**Excerpts from an interface dataset:**
# # # # # # #
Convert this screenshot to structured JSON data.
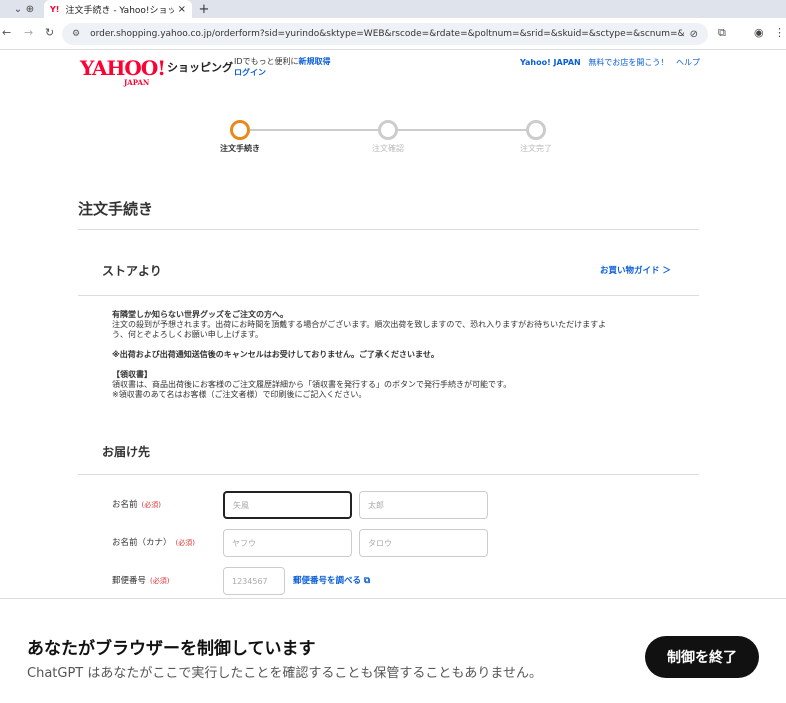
{
  "browser": {
    "pinned_tab_icon": "⊕",
    "active_tab": {
      "favicon": "Y!",
      "title": "注文手続き - Yahoo!ショッピ",
      "close": "×"
    },
    "new_tab": "+",
    "url": "order.shopping.yahoo.co.jp/orderform?sid=yurindo&sktype=WEB&rscode=&rdate=&poltnum=&srid=&skuid=&sctype=&scnum=&did=&sgid..."
  },
  "header": {
    "logo": "YAHOO!",
    "logo_sub": "JAPAN",
    "shopping": "ショッピング",
    "id_text": "IDでもっと便利に",
    "register": "新規取得",
    "login": "ログイン",
    "right_links": {
      "yahoo": "Yahoo! JAPAN",
      "open_store": "無料でお店を開こう！",
      "help": "ヘルプ"
    }
  },
  "steps": [
    {
      "label": "注文手続き",
      "active": true
    },
    {
      "label": "注文確認",
      "active": false
    },
    {
      "label": "注文完了",
      "active": false
    }
  ],
  "page_title": "注文手続き",
  "store_section": {
    "title": "ストアより",
    "guide_link": "お買い物ガイド ＞",
    "notice": {
      "line1": "有隣堂しか知らない世界グッズをご注文の方へ。",
      "line2": "注文の殺到が予想されます。出荷にお時間を頂戴する場合がございます。順次出荷を致しますので、恐れ入りますがお待ちいただけますよ",
      "line3": "う、何とぞよろしくお願い申し上げます。",
      "line4": "※出荷および出荷通知送信後のキャンセルはお受けしておりません。ご了承くださいませ。",
      "line5": "【領収書】",
      "line6": "領収書は、商品出荷後にお客様のご注文履歴詳細から「領収書を発行する」のボタンで発行手続きが可能です。",
      "line7": "※領収書のあて名はお客様（ご注文者様）で印刷後にご記入ください。"
    }
  },
  "delivery": {
    "title": "お届け先",
    "required": "(必須)",
    "name_label": "お名前",
    "name_last_placeholder": "矢風",
    "name_first_placeholder": "太郎",
    "kana_label": "お名前（カナ）",
    "kana_last_placeholder": "ヤフウ",
    "kana_first_placeholder": "タロウ",
    "zip_label": "郵便番号",
    "zip_placeholder": "1234567",
    "zip_lookup": "郵便番号を調べる ⧉"
  },
  "banner": {
    "title": "あなたがブラウザーを制御しています",
    "subtitle": "ChatGPT はあなたがここで実行したことを確認することも保管することもありません。",
    "stop_button": "制御を終了"
  }
}
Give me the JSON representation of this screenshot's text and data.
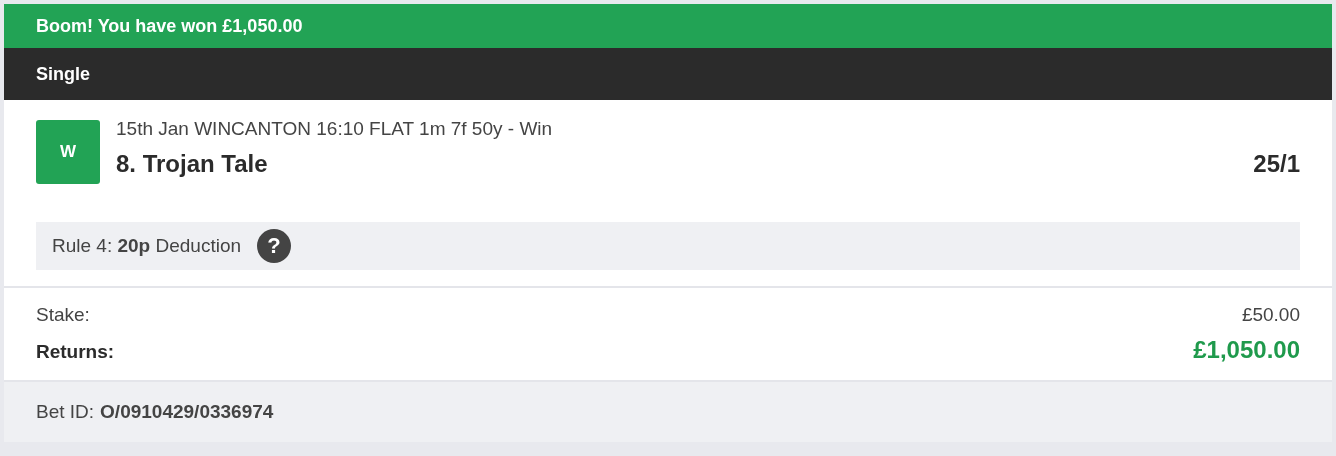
{
  "banner": {
    "text": "Boom! You have won £1,050.00"
  },
  "bet_type": "Single",
  "selection": {
    "result_badge": "W",
    "event": "15th Jan WINCANTON 16:10 FLAT 1m 7f 50y - Win",
    "runner": "8. Trojan Tale",
    "odds": "25/1"
  },
  "rule4": {
    "text": "Rule 4: **20p** Deduction",
    "help_glyph": "?"
  },
  "summary": [
    {
      "label": "Stake:",
      "value": "£50.00",
      "kind": "plain"
    },
    {
      "label": "Returns:",
      "value": "£1,050.00",
      "kind": "returns"
    }
  ],
  "bet_id": {
    "label": "Bet ID:",
    "value": "O/0910429/0336974"
  }
}
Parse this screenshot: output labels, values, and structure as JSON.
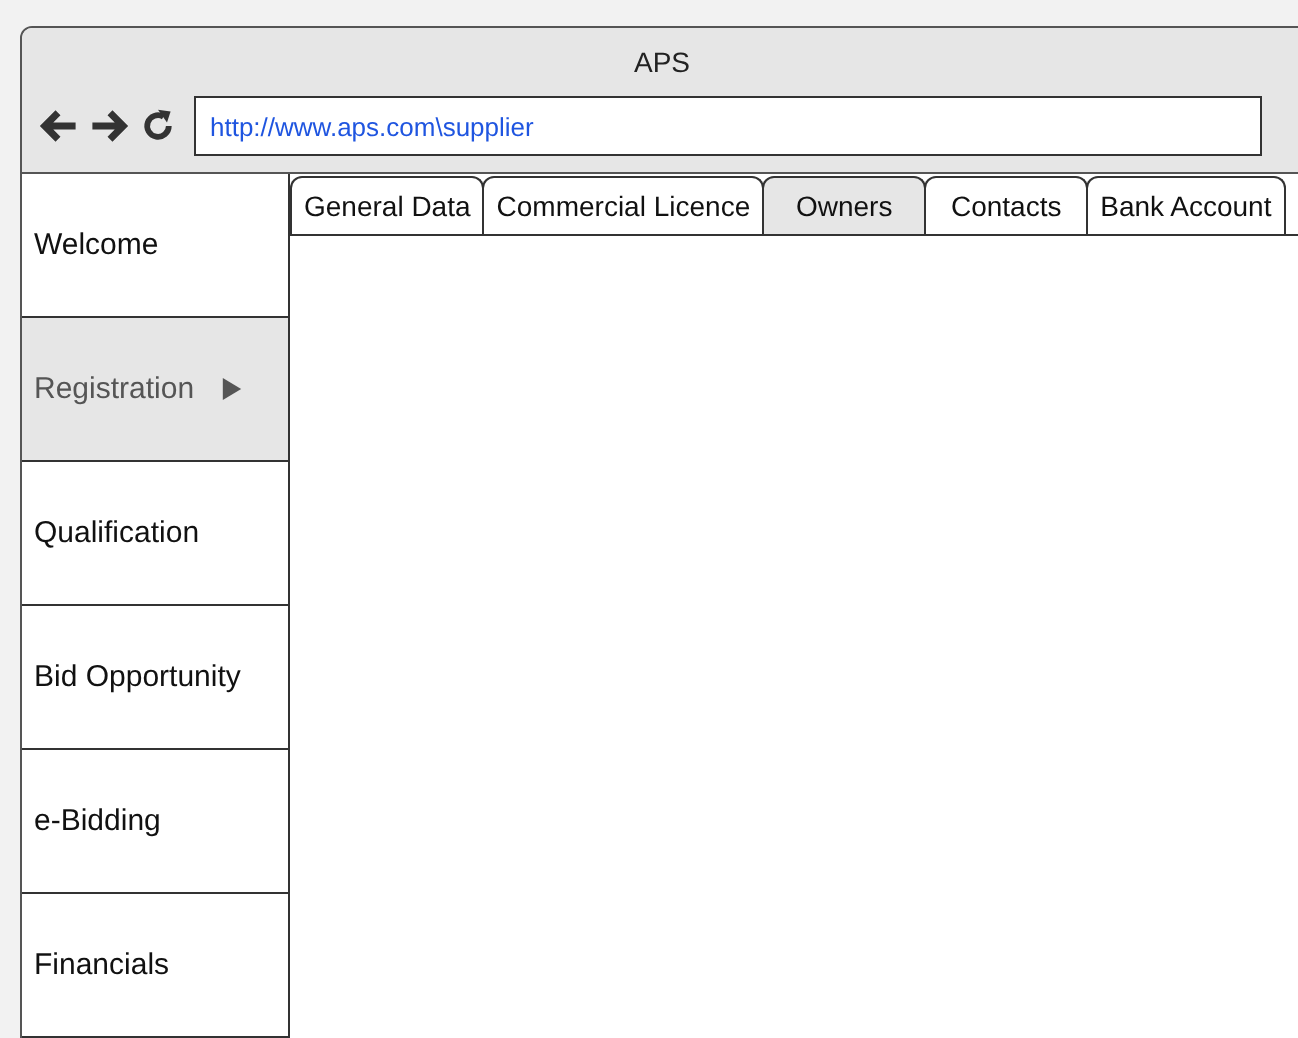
{
  "window": {
    "title": "APS"
  },
  "address_bar": {
    "value": "http://www.aps.com\\supplier"
  },
  "sidebar": {
    "items": [
      {
        "label": "Welcome",
        "selected": false,
        "has_submenu": false
      },
      {
        "label": "Registration",
        "selected": true,
        "has_submenu": true
      },
      {
        "label": "Qualification",
        "selected": false,
        "has_submenu": false
      },
      {
        "label": "Bid Opportunity",
        "selected": false,
        "has_submenu": false
      },
      {
        "label": "e-Bidding",
        "selected": false,
        "has_submenu": false
      },
      {
        "label": "Financials",
        "selected": false,
        "has_submenu": false
      }
    ]
  },
  "tabs": [
    {
      "label": "General Data",
      "selected": false
    },
    {
      "label": "Commercial Licence",
      "selected": false
    },
    {
      "label": "Owners",
      "selected": true
    },
    {
      "label": "Contacts",
      "selected": false
    },
    {
      "label": "Bank Account",
      "selected": false
    }
  ]
}
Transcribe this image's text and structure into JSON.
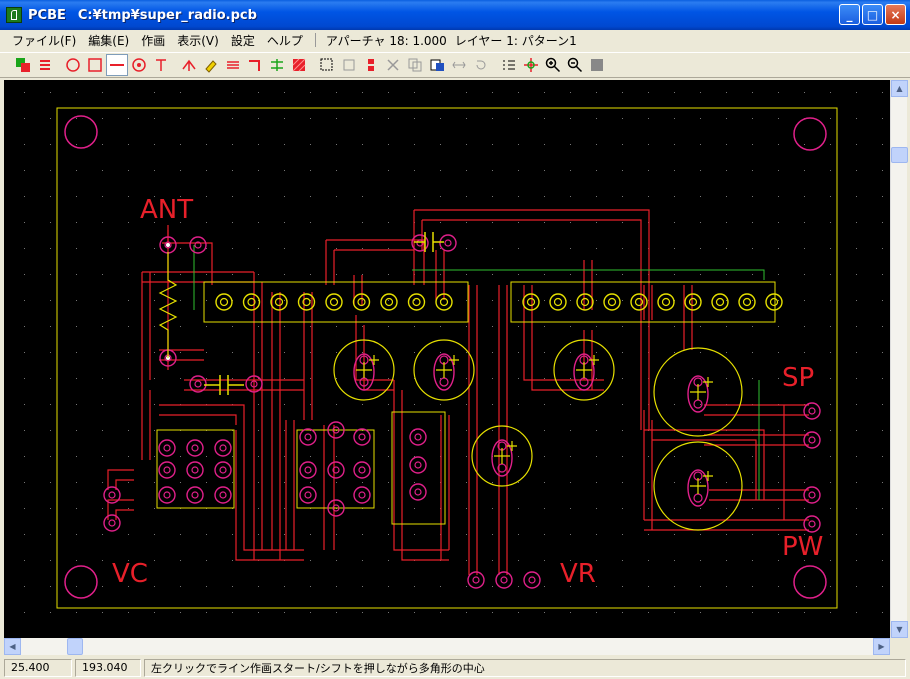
{
  "window": {
    "app_name": "PCBE",
    "file_path": "C:¥tmp¥super_radio.pcb"
  },
  "menu": {
    "items": [
      "ファイル(F)",
      "編集(E)",
      "作画",
      "表示(V)",
      "設定",
      "ヘルプ"
    ],
    "aperture": "アパーチャ 18: 1.000",
    "layer": "レイヤー 1: パターン1"
  },
  "toolbar": {
    "buttons": [
      "layers-icon",
      "layer-switch-icon",
      "circle-icon",
      "rectangle-icon",
      "line-icon",
      "pad-icon",
      "text-icon",
      "junction-icon",
      "eraser-icon",
      "bus-icon",
      "corner-icon",
      "split-icon",
      "fill-icon",
      "select-icon",
      "move-icon",
      "align-icon",
      "cut-icon",
      "copy-icon",
      "paste-icon",
      "stretch-icon",
      "undo-icon",
      "dots-icon",
      "crosshair-icon",
      "zoom-in-icon",
      "zoom-out-icon",
      "grid-icon"
    ]
  },
  "board": {
    "labels": {
      "ant": "ANT",
      "sp": "SP",
      "pw": "PW",
      "vc": "VC",
      "vr": "VR"
    },
    "colors": {
      "background": "#000000",
      "trace": "#e8202a",
      "outline": "#e6e000",
      "pad": "#e0208a",
      "silk": "#ffe600",
      "green": "#2fbf2f"
    }
  },
  "status": {
    "x": "25.400",
    "y": "193.040",
    "message": "左クリックでライン作画スタート/シフトを押しながら多角形の中心"
  }
}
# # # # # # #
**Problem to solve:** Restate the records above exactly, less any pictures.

**Written solution:**
Convert this screenshot to structured JSON data.
{
  "browser": {
    "pinned_tab_icon": "⊕",
    "active_tab": {
      "favicon": "Y!",
      "title": "注文手続き - Yahoo!ショッピ",
      "close": "×"
    },
    "new_tab": "+",
    "url": "order.shopping.yahoo.co.jp/orderform?sid=yurindo&sktype=WEB&rscode=&rdate=&poltnum=&srid=&skuid=&sctype=&scnum=&did=&sgid..."
  },
  "header": {
    "logo": "YAHOO!",
    "logo_sub": "JAPAN",
    "shopping": "ショッピング",
    "id_text": "IDでもっと便利に",
    "register": "新規取得",
    "login": "ログイン",
    "right_links": {
      "yahoo": "Yahoo! JAPAN",
      "open_store": "無料でお店を開こう！",
      "help": "ヘルプ"
    }
  },
  "steps": [
    {
      "label": "注文手続き",
      "active": true
    },
    {
      "label": "注文確認",
      "active": false
    },
    {
      "label": "注文完了",
      "active": false
    }
  ],
  "page_title": "注文手続き",
  "store_section": {
    "title": "ストアより",
    "guide_link": "お買い物ガイド ＞",
    "notice": {
      "line1": "有隣堂しか知らない世界グッズをご注文の方へ。",
      "line2": "注文の殺到が予想されます。出荷にお時間を頂戴する場合がございます。順次出荷を致しますので、恐れ入りますがお待ちいただけますよ",
      "line3": "う、何とぞよろしくお願い申し上げます。",
      "line4": "※出荷および出荷通知送信後のキャンセルはお受けしておりません。ご了承くださいませ。",
      "line5": "【領収書】",
      "line6": "領収書は、商品出荷後にお客様のご注文履歴詳細から「領収書を発行する」のボタンで発行手続きが可能です。",
      "line7": "※領収書のあて名はお客様（ご注文者様）で印刷後にご記入ください。"
    }
  },
  "delivery": {
    "title": "お届け先",
    "required": "(必須)",
    "name_label": "お名前",
    "name_last_placeholder": "矢風",
    "name_first_placeholder": "太郎",
    "kana_label": "お名前（カナ）",
    "kana_last_placeholder": "ヤフウ",
    "kana_first_placeholder": "タロウ",
    "zip_label": "郵便番号",
    "zip_placeholder": "1234567",
    "zip_lookup": "郵便番号を調べる ⧉"
  },
  "banner": {
    "title": "あなたがブラウザーを制御しています",
    "subtitle": "ChatGPT はあなたがここで実行したことを確認することも保管することもありません。",
    "stop_button": "制御を終了"
  }
}
Give me the JSON representation of this screenshot's text and data.
{
  "banner": {
    "text": "Boom! You have won £1,050.00"
  },
  "bet_type": "Single",
  "selection": {
    "result_badge": "W",
    "event": "15th Jan WINCANTON 16:10 FLAT 1m 7f 50y - Win",
    "runner": "8. Trojan Tale",
    "odds": "25/1"
  },
  "rule4": {
    "text": "Rule 4: **20p** Deduction",
    "help_glyph": "?"
  },
  "summary": [
    {
      "label": "Stake:",
      "value": "£50.00",
      "kind": "plain"
    },
    {
      "label": "Returns:",
      "value": "£1,050.00",
      "kind": "returns"
    }
  ],
  "bet_id": {
    "label": "Bet ID:",
    "value": "O/0910429/0336974"
  }
}
Parse this screenshot: output labels, values, and structure as JSON.
{
  "window": {
    "title": "APS"
  },
  "address_bar": {
    "value": "http://www.aps.com\\supplier"
  },
  "sidebar": {
    "items": [
      {
        "label": "Welcome",
        "selected": false,
        "has_submenu": false
      },
      {
        "label": "Registration",
        "selected": true,
        "has_submenu": true
      },
      {
        "label": "Qualification",
        "selected": false,
        "has_submenu": false
      },
      {
        "label": "Bid Opportunity",
        "selected": false,
        "has_submenu": false
      },
      {
        "label": "e-Bidding",
        "selected": false,
        "has_submenu": false
      },
      {
        "label": "Financials",
        "selected": false,
        "has_submenu": false
      }
    ]
  },
  "tabs": [
    {
      "label": "General Data",
      "selected": false
    },
    {
      "label": "Commercial Licence",
      "selected": false
    },
    {
      "label": "Owners",
      "selected": true
    },
    {
      "label": "Contacts",
      "selected": false
    },
    {
      "label": "Bank Account",
      "selected": false
    }
  ]
}
Transcribe this image's text and structure into JSON.
{
  "window": {
    "app_name": "PCBE",
    "file_path": "C:¥tmp¥super_radio.pcb"
  },
  "menu": {
    "items": [
      "ファイル(F)",
      "編集(E)",
      "作画",
      "表示(V)",
      "設定",
      "ヘルプ"
    ],
    "aperture": "アパーチャ 18: 1.000",
    "layer": "レイヤー 1: パターン1"
  },
  "toolbar": {
    "buttons": [
      "layers-icon",
      "layer-switch-icon",
      "circle-icon",
      "rectangle-icon",
      "line-icon",
      "pad-icon",
      "text-icon",
      "junction-icon",
      "eraser-icon",
      "bus-icon",
      "corner-icon",
      "split-icon",
      "fill-icon",
      "select-icon",
      "move-icon",
      "align-icon",
      "cut-icon",
      "copy-icon",
      "paste-icon",
      "stretch-icon",
      "undo-icon",
      "dots-icon",
      "crosshair-icon",
      "zoom-in-icon",
      "zoom-out-icon",
      "grid-icon"
    ]
  },
  "board": {
    "labels": {
      "ant": "ANT",
      "sp": "SP",
      "pw": "PW",
      "vc": "VC",
      "vr": "VR"
    },
    "colors": {
      "background": "#000000",
      "trace": "#e8202a",
      "outline": "#e6e000",
      "pad": "#e0208a",
      "silk": "#ffe600",
      "green": "#2fbf2f"
    }
  },
  "status": {
    "x": "25.400",
    "y": "193.040",
    "message": "左クリックでライン作画スタート/シフトを押しながら多角形の中心"
  }
}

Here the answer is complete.